By JULIE PACE and MATTHEW LEE, AP | Updated: Wed, Dec 17, 2014
WASHINGTON — American Alan Gross was released from a Cuban prison after five years Wednesday, a surprise move that could pave the way for a major shift in U.S. policy toward the communist island nation, senior Obama administration officials said.
Gross, 65, was on an American government plane bound for the U.S. Wednesday morning after being released on humanitarian grounds by the Cuban government at the request of the Obama administration. As part of the secret negotiations to secure his release, the U.S. was releasing three Cuban jailed in Florida for spying.
Obama administration officials have considered Gross’ imprisonment an impediment to improving relations with Cuba.
By KRISTEN GELINEAU, AP | Published: Mon, Dec 15, 2014
SYDNEY — A swarm of heavily armed police stormed a cafe in the heart of downtown Sydney early Tuesday, ending a siege where a gunman had been holding an unknown number of people hostage for more than 16 hours.
A police spokesman confirmed “the operation is over,” but would not release any further details about the fate of the gunman or his remaining captives.
After a flurry of loud bangs, police swooped into the Lindt Chocolat Cafe shortly after five or six hostages were seen running from the building.
After the police moved in, one weeping woman was helped out by the officers and at least two other people were wheeled out on stretchers.
By ANDREW TAYLOR, AP | Published: Fri, Dec 12, 2014

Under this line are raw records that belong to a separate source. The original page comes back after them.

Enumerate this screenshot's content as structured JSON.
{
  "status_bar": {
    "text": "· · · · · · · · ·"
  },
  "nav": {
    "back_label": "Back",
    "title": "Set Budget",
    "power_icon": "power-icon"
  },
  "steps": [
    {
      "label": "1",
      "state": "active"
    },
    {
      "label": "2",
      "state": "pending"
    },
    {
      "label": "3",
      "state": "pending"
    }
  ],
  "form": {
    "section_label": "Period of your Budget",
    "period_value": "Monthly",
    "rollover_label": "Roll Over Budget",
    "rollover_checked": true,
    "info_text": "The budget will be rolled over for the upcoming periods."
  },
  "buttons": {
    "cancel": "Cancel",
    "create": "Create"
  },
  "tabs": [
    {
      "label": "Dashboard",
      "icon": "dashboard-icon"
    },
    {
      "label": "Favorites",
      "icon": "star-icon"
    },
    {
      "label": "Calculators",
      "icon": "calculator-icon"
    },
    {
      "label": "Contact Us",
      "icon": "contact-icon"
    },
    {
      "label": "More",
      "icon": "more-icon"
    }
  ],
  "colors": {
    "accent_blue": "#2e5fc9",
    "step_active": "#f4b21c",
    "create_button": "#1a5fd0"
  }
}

WASHINGTON — It’s now up to the Senate to pass a huge $1.1 trillion spending bill to keep the government running, but not before a battle between old school veterans and new breed freshmen such as tea partier Ted Cruz and Elizabeth Warren, a liberal with a national following.
The smart money’s on old school types such as Majority Leader Harry Reid, D-Nev., and GOP Leader Mitch McConnell of Kentucky.
The measure passed the House on Thursday after a day of drama but by a relatively comfortable 219-206 vote.
By MAAMOUN YOUSSEF, AP | Published: Mon, Dec 1, 2014
CAIRO — An Egyptian militant organization allied with the Islamic State group has claimed responsibility for the killing of an American oil worker.
Ansar Beit al-Maqdis, which now refers to itself as the Sinai Province, said on its official Twitter account late Sunday that it killed William Henderson. It published pictures of his passport and two identification cards. It did not say when or how it killed him.
The passport said he was a 58-year-old from Texas and his identification cards said he worked for Texas-based energy company Apache Corp. and Qarun Petroleum Co., a joint venture with Egypt.
Apache said in August that one of its supervisors had been killed in an apparent carjacking in Egypt’s Western Desert.
JIM VERTUNO, Associated Press | Updated: Fri, Nov 28, 2014
AUSTIN, Texas — Authorities shot and killed a man who they say opened fire on Austin police headquarters early Friday morning, and a bomb squad was called in to search his vehicle.
The man also targeted a U.S. courthouse and the Mexican Consulate, Assistant Poice Chief Raul Munguia said at a news conference. Officers were searching the suspect’s Austin-area residents for possible explosives.
Police did not immediately confirm whether the man, whose name was not immediately released, had explosives.
The gunfire was reported at 2:22 a.m. Friday, Munguia said, and some bullets hit police headquarters. Munguia did not immediately say whether the consulate and the courthouse were damaged. Both were closed at the time
BY THE ASSOCIATED PRESS | Published: Fri, Nov 28, 2014
NEW YORK — A decision by OPEC this week to maintain current levels of oil production is hammering major energy companies in the U.S. and abroad.
Many energy experts had expected the group of oil producing countries, which met in Vienna this week, to act to halt a free fall in the price of crude oil since this summer.
A barrel of benchmark U.S. crude, which cost well above $100 as recently as June, had fallen to about $73 as of this week. OPEC announced Thursday that it would not cut production in hopes of hurting producers in the U.S. and elsewhere that have been flooding the market with crude and natural gas.
The effect was immediate.